Unfortunately, yes. Lupus causes widespread inflammation that usually involves your skin — particularly on your face and scalp. Lupus can cause the hair on your scalp to gradually thin out, although a few people lose clumps of hair. Loss of eyebrow, eyelash, beard and body hair also is possible.
In most cases, your hair will grow back when your lupus is treated. But some people with lupus develop round (discoid) lesions on the scalp. Because these discoid lesions scar your hair follicles, they do cause permanent hair loss.
Lupus can also cause the scalp hair along your hairline to become fragile and break off easily, leaving you with a ragged appearance known as lupus hair.
Hair loss may be an early sign of lupus, before the disease is diagnosed. But many other disorders can cause hair loss, so consult with your doctor if you notice unusual hair thinning or hair loss.
Dec. 04, 2012
- Schur PH, et al. Mucocutaneous manifestations of systemic lupus erythematosus. http://www.uptodate.com/index. Accessed Sept. 24, 2012.
- How lupus affects the body: The skin.
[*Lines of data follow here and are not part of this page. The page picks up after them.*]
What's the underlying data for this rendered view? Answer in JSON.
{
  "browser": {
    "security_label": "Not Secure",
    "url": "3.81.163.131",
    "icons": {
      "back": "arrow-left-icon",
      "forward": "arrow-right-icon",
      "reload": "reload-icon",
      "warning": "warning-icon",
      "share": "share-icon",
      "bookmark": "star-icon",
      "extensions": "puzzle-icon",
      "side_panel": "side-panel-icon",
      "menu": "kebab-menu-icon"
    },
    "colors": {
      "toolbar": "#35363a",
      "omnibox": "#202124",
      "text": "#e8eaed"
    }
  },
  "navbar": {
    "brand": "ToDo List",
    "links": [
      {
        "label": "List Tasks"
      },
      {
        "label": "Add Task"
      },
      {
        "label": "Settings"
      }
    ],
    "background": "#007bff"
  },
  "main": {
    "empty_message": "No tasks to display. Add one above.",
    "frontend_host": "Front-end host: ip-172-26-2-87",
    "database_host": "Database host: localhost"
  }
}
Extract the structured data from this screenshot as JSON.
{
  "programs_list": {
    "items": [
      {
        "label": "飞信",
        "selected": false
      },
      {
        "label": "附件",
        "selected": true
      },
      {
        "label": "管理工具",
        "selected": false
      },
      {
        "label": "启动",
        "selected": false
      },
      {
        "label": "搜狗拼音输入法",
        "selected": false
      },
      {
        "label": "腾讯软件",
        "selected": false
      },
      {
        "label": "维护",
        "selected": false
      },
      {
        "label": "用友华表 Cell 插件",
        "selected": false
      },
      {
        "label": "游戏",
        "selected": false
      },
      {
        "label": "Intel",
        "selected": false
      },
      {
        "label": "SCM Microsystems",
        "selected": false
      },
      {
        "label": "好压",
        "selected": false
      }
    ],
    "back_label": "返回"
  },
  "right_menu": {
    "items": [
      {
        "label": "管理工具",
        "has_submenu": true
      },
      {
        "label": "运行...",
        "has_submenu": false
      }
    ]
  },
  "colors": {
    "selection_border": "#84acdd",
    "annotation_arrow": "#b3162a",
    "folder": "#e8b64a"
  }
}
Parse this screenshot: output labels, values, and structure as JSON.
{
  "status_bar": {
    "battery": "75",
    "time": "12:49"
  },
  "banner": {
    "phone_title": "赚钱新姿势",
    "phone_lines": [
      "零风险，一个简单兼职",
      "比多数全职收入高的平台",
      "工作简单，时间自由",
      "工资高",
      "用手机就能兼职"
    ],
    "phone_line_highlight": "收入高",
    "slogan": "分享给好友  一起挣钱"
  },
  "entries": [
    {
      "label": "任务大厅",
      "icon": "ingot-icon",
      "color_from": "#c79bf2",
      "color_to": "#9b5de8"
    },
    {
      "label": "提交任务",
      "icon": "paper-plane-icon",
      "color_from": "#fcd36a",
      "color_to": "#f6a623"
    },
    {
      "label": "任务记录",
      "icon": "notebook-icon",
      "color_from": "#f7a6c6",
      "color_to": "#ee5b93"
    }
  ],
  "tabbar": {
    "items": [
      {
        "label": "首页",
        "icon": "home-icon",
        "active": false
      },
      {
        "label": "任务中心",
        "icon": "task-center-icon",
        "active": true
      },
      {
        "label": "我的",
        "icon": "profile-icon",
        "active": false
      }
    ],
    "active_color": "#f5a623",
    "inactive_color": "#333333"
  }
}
Lupus Foundation of America. http://www.lupus.org/webmodules/webarticlesnet/templates/new_learnaffects.aspx?articleid=2324&zoneid=526. Accessed Sept. 24, 2012.
- Habif TP. Clinical Dermatology: A Color Guide to Diagnosis and Therapy. 5th ed. Edinburgh, U.K.; New York, N.Y.: Mosby Elsevier; 2010. http://www.mdconsult.com/books/about.do?about=true&eid=4-u1.0-B978-0-7234-3541-9..X0001-6--TOP&isbn=978-0-7234-3541-9&uniqId=230100505-57. Accessed Sept 24, 2012.